Manson's analytical approach comes naturally. At the same time that he was appearing professionally in summer plays (a production with Gordon Pinsent made him want to pursue theatre seriously), he took a pre-med degree in biology at Mount Alliston.
"My science training made me respect research, getting to the heart of things, asking the right questions and, above all, seeking clarity," he says. "All those skills transfer right over to directing."
On a big table in the drafty rehearsal room lie stacks of well-thumbed research materials.
There are photos, dossiers on each of the play's characters. A VCR in the corner contains a cassette about Arctic exploration. Manson surveys it all.
"A lot of this is from my training in Germany," he points out. The year in a directing apprenticeship at the Staadttheatre Freiburg was, he says, awesome. Besides learning about the importance of research (hence the table), dramaturgy and long rehearsal periods, he also saw how directors and designers could work for months before a show, an experience that trained him to think visually as a director.
"When I came back here, I wanted to approach the possibilities of the stage differently," he says. "We've inherited a method of work here that's part history, part England, part budget. It's very efficient -- but it can hem you in artistically."
Of course, comparing generously subsidized European theatre with the meagrely supported Canadian arts scene can make you wanna slit your undernourished wrists.
But there are bonuses to the local scene. New script development is healthier here than there, he says. And actors are asked to think and contribute here, whereas in some European theatres they're simply told what to do.
"I also found a lot of self-indulgence and waste in the European rehearsal process," he laughs.
"There are these big-baby directors over there -- usually men with lots of power and money. The emotional age of the first director I worked with was about five. The artistic director was the same. Tantrums, screaming, that sort of thing."
No tantrums on the set of Two Words For Snow, where Manson quietly directs the three leads, whose experience ranges from pop singer Idlout to the elder statesman of Canadian theatre, Fox.
Volcano and Manson are busier than ever. They just finished an international tour of Weather, a work by Hope Terry that wowed the Edinburgh Festival, as did a remount of Andrew Alexis's SummerWorks hit, Lambton Kent. With choreographer Kate Alton, Manson's developing a full-length piece about 70s sound poetry troupe The Four Horsemen. He's also co-directing a vaudeville-style show with Eda Holmes inspired by a work by 20th-century German-Argentine composer Maurizio Kagel.
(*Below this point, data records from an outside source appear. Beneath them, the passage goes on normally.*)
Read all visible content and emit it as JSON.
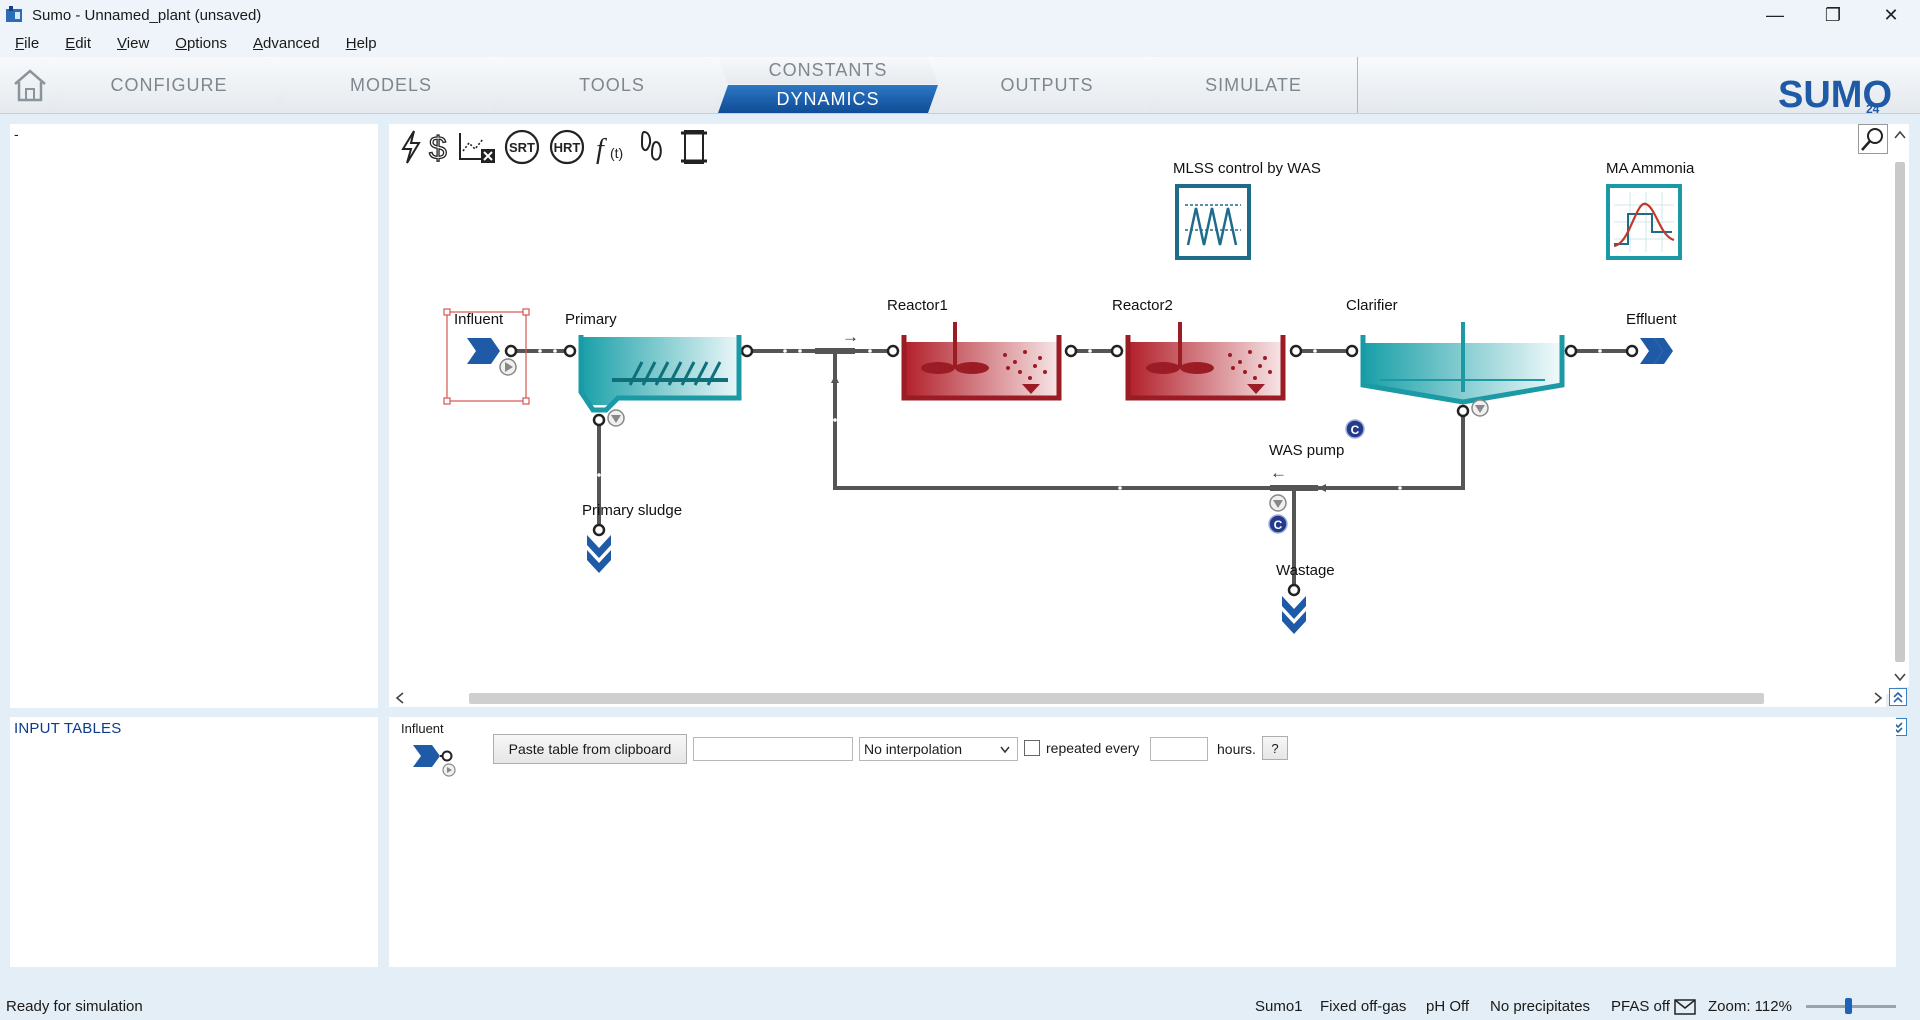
{
  "window": {
    "title": "Sumo - Unnamed_plant (unsaved)",
    "minimize_glyph": "—",
    "restore_glyph": "❐",
    "close_glyph": "✕"
  },
  "menu": [
    "File",
    "Edit",
    "View",
    "Options",
    "Advanced",
    "Help"
  ],
  "tabs": {
    "configure": "CONFIGURE",
    "models": "MODELS",
    "tools": "TOOLS",
    "constants": "CONSTANTS",
    "dynamics": "DYNAMICS",
    "outputs": "OUTPUTS",
    "simulate": "SIMULATE",
    "active": "DYNAMICS"
  },
  "brand": {
    "name": "SUMO",
    "version": "24"
  },
  "left_panel": {
    "text": "-"
  },
  "input_tables": {
    "title": "INPUT TABLES"
  },
  "toolbar_icons": [
    "lightning-icon",
    "dollar-icon",
    "chart-clear-icon",
    "srt-icon",
    "hrt-icon",
    "function-icon",
    "footprint-icon",
    "scroll-icon"
  ],
  "toolbar_text": {
    "srt": "SRT",
    "hrt": "HRT",
    "func": "f",
    "func_sub": "(t)"
  },
  "diagram": {
    "labels": {
      "influent": "Influent",
      "primary": "Primary",
      "reactor1": "Reactor1",
      "reactor2": "Reactor2",
      "clarifier": "Clarifier",
      "effluent": "Effluent",
      "primary_sludge": "Primary sludge",
      "was_pump": "WAS pump",
      "wastage": "Wastage",
      "mlss_control": "MLSS control by WAS",
      "ma_ammonia": "MA Ammonia"
    },
    "controller_badge": "C",
    "flow_arrow_right": "→",
    "flow_arrow_left": "←"
  },
  "input_row": {
    "element": "Influent",
    "paste_button": "Paste table from clipboard",
    "text_value": "",
    "interpolation": "No interpolation",
    "repeat_checked": false,
    "repeat_label": "repeated every",
    "hours_value": "",
    "hours_label": "hours.",
    "help_label": "?"
  },
  "status": {
    "left": "Ready for simulation",
    "model": "Sumo1",
    "offgas": "Fixed off-gas",
    "ph": "pH Off",
    "precip": "No precipitates",
    "pfas": "PFAS off",
    "zoom": "Zoom: 112%"
  },
  "colors": {
    "accent": "#1f5aa6",
    "teal": "#1b9aa6",
    "reactor_red": "#9b1c24",
    "background": "#e3eef6"
  }
}
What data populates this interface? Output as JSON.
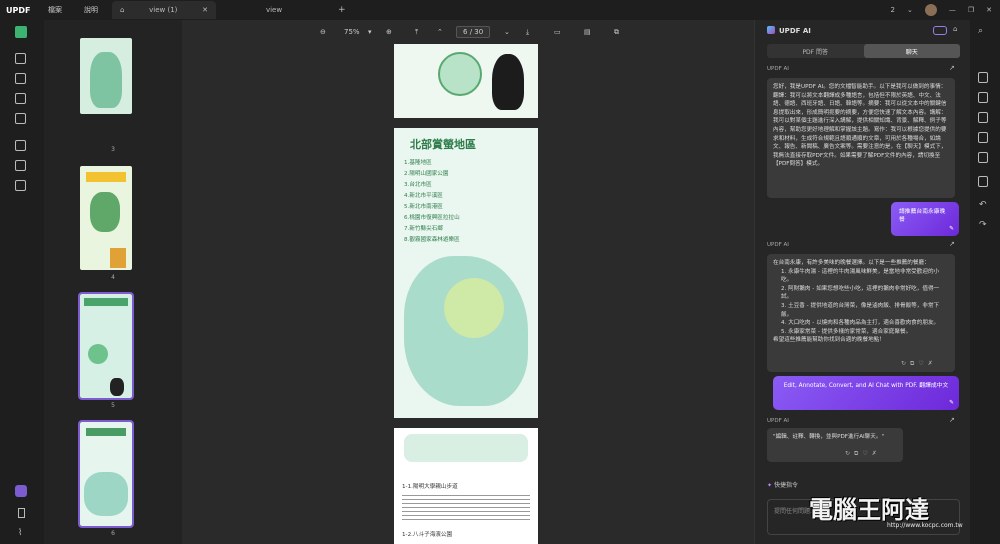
{
  "titlebar": {
    "logo": "UPDF",
    "menu_file": "檔案",
    "menu_help": "說明",
    "tab_active": "view (1)",
    "tab_inactive": "view",
    "add_tab": "+",
    "page_count": "2"
  },
  "toolbar": {
    "zoom": "75%",
    "page_current": "6",
    "page_sep": "/",
    "page_total": "30"
  },
  "thumbnails": [
    {
      "num": "3"
    },
    {
      "num": "4"
    },
    {
      "num": "5"
    },
    {
      "num": "6"
    }
  ],
  "page_north": {
    "title": "北部賞螢地區",
    "items": [
      "1.基隆地區",
      "2.陽明山國家公園",
      "3.台北市區",
      "4.新北市平溪區",
      "5.新北市南港區",
      "6.桃園市復興區拉拉山",
      "7.新竹縣尖石鄉",
      "8.觀霧國家森林遊樂區"
    ]
  },
  "page_bottom": {
    "header": "1-1.陽明大學親山步道",
    "sub": "1-2.八斗子海濱公園"
  },
  "ai": {
    "header": "UPDF AI",
    "tab_pdf": "PDF 問答",
    "tab_chat": "聊天",
    "label": "UPDF AI",
    "intro": "您好，我是UPDF AI。您的文檔智能助手。以下是我可以做到的事情：翻譯：我可以將文本翻譯成多種語言，包括但不限於英語、中文、法語、德語、西班牙語、日語、韓語等。摘要：我可以從文本中的關鍵信息提取出來，形成簡明扼要的摘要，方便您快速了解文本內容。講解：我可以對某個主題進行深入講解，提供相關知識、背景、解釋、例子等內容，幫助您更好地理解和掌握該主題。寫作：我可以根據您提供的要求和材料，生成符合規範且語順通順的文章，可用於各種場合，如論文、報告、新聞稿、廣告文案等。需要注意的是，在【聊天】模式下，我無法直接存取PDF文件。如果需要了解PDF文件的內容，請切換至【PDF問答】模式。",
    "user1": "請推薦台南永康晚餐",
    "resp_intro": "在台南永康，有許多美味的晚餐選擇。以下是一些推薦的餐廳：",
    "resp_items": [
      "1. 永康牛肉湯 - 這裡的牛肉湯風味鮮美，是當地非常受歡迎的小吃。",
      "2. 阿財鵝肉 - 如果您想吃些小吃，這裡的鵝肉非常好吃，值得一試。",
      "3. 土豆香 - 提供地道的台灣菜，像是滷肉飯、排骨飯等，非常下飯。",
      "4. 大口吃肉 - 以燒肉和各種肉品為主打，適合喜歡肉食的朋友。",
      "5. 永康家常菜 - 提供多樣的家常菜，適合家庭聚餐。"
    ],
    "resp_end": "希望這些推薦能幫助你找到合適的晚餐地點！",
    "user2": "Edit, Annotate, Convert, and AI Chat with PDF. 翻譯成中文",
    "translation": "\"編輯、註釋、轉換，並與PDF進行AI聊天。\"",
    "quick": "快捷指令",
    "input_placeholder": "提問任何問題..."
  },
  "watermark": {
    "name": "電腦王阿達",
    "url": "http://www.kocpc.com.tw"
  }
}
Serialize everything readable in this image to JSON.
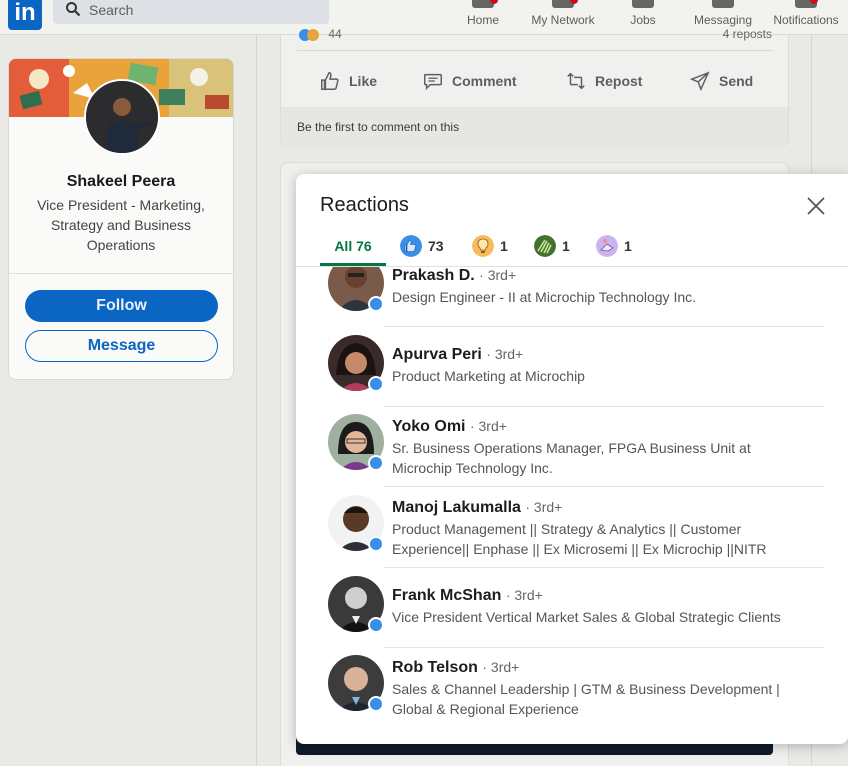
{
  "nav": {
    "logo": "in",
    "search_placeholder": "Search",
    "items": [
      {
        "label": "Home"
      },
      {
        "label": "My Network"
      },
      {
        "label": "Jobs"
      },
      {
        "label": "Messaging"
      },
      {
        "label": "Notifications"
      }
    ]
  },
  "profile": {
    "name": "Shakeel Peera",
    "title": "Vice President - Marketing, Strategy and Business Operations",
    "follow_label": "Follow",
    "message_label": "Message"
  },
  "post": {
    "reaction_count": "44",
    "reposts": "4 reposts",
    "actions": [
      {
        "label": "Like"
      },
      {
        "label": "Comment"
      },
      {
        "label": "Repost"
      },
      {
        "label": "Send"
      }
    ],
    "comment_prompt": "Be the first to comment on this"
  },
  "modal": {
    "title": "Reactions",
    "tabs": [
      {
        "label": "All 76",
        "active": true
      },
      {
        "label": "73",
        "icon": "like-icon"
      },
      {
        "label": "1",
        "icon": "insightful-icon"
      },
      {
        "label": "1",
        "icon": "support-icon"
      },
      {
        "label": "1",
        "icon": "celebrate-icon"
      }
    ],
    "reactors": [
      {
        "name": "Prakash D.",
        "degree": "· 3rd+",
        "headline": "Design Engineer - II at Microchip Technology Inc."
      },
      {
        "name": "Apurva Peri",
        "degree": "· 3rd+",
        "headline": "Product Marketing at Microchip"
      },
      {
        "name": "Yoko Omi",
        "degree": "· 3rd+",
        "headline": "Sr. Business Operations Manager, FPGA Business Unit at Microchip Technology Inc."
      },
      {
        "name": "Manoj Lakumalla",
        "degree": "· 3rd+",
        "headline": "Product Management || Strategy & Analytics || Customer Experience|| Enphase || Ex Microsemi || Ex Microchip ||NITR"
      },
      {
        "name": "Frank McShan",
        "degree": "· 3rd+",
        "headline": "Vice President Vertical Market Sales & Global Strategic Clients"
      },
      {
        "name": "Rob Telson",
        "degree": "· 3rd+",
        "headline": "Sales & Channel Leadership | GTM & Business Development | Global & Regional Experience"
      }
    ]
  },
  "colors": {
    "brand": "#0a66c2",
    "active_tab": "#057642",
    "like_badge": "#378fe9"
  }
}
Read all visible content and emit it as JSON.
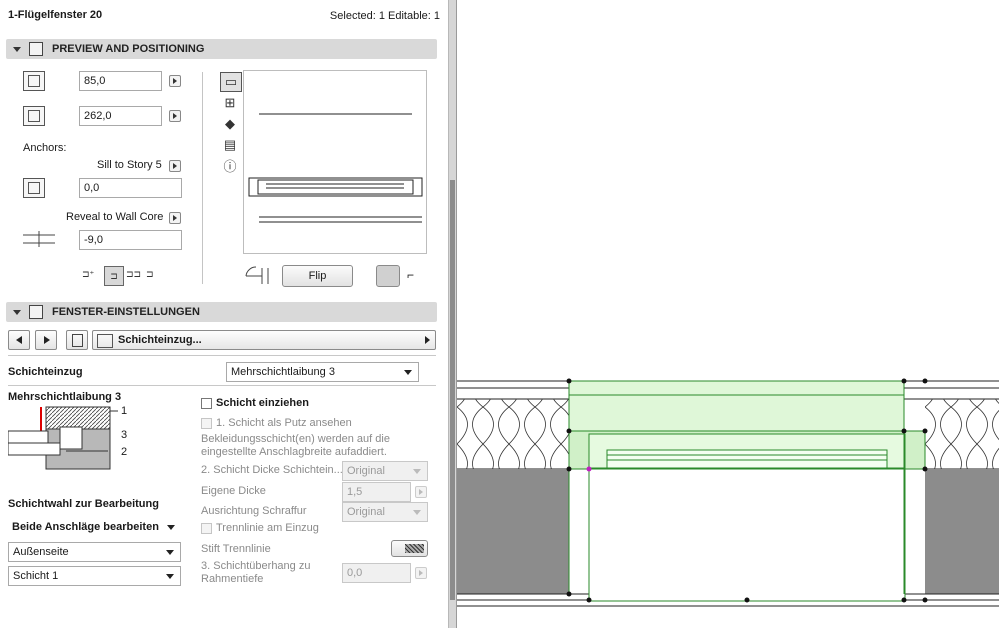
{
  "header": {
    "title": "1-Flügelfenster 20",
    "status": "Selected: 1 Editable: 1"
  },
  "preview_section": {
    "title": "PREVIEW AND POSITIONING",
    "width_value": "85,0",
    "height_value": "262,0",
    "anchors_label": "Anchors:",
    "sill_label": "Sill to Story 5",
    "sill_value": "0,0",
    "reveal_label": "Reveal to Wall Core",
    "reveal_value": "-9,0",
    "flip_label": "Flip"
  },
  "fenster_section": {
    "title": "FENSTER-EINSTELLUNGEN",
    "page_select": "Schichteinzug...",
    "schichteinzug_label": "Schichteinzug",
    "schichteinzug_value": "Mehrschichtlaibung 3",
    "diagram_title": "Mehrschichtlaibung 3",
    "diagram_labels": [
      "1",
      "3",
      "2"
    ],
    "schichtwahl_label": "Schichtwahl zur Bearbeitung",
    "schichtwahl_options": [
      "Beide Anschläge bearbeiten",
      "Außenseite",
      "Schicht 1"
    ],
    "schicht_einziehen": "Schicht einziehen",
    "putz_label": "1. Schicht als Putz ansehen",
    "info_text_1": "Bekleidungsschicht(en) werden auf die",
    "info_text_2": "eingestellte Anschlagbreite aufaddiert.",
    "dicke_schicht_label": "2. Schicht Dicke Schichtein...",
    "dicke_schicht_value": "Original",
    "eigene_dicke_label": "Eigene Dicke",
    "eigene_dicke_value": "1,5",
    "ausrichtung_label": "Ausrichtung Schraffur",
    "ausrichtung_value": "Original",
    "trennlinie_label": "Trennlinie am Einzug",
    "stift_label": "Stift Trennlinie",
    "ueberhang_label_1": "3. Schichtüberhang zu",
    "ueberhang_label_2": "Rahmentiefe",
    "ueberhang_value": "0,0"
  },
  "colors": {
    "window_fill": "#d9f7d2",
    "window_stroke": "#2a8a2a",
    "wall_core": "#8c8c8c",
    "header_bg": "#d9d9d9"
  }
}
Manson's determined to stick it out in the indie scene, but knows it's a struggle. Last year, he was invited to apply for the artistic directorship of the Tarragon. He declined, reasoning that the way theatres are now, they weren't for him and he wasn't for them.
He can't wait to see what Richard Rose does there, and what Daniel Brooks does at the helm of Necessary Angel.
"They're my two favourite local directors," he states.
"It's such a Canadian phenomenon. As Volcano becomes more successful, my income has dropped enormously. I haven't been able to take any big acting gigs. My agent is exasperated. I'm working all the time but I'm having more trouble buying food."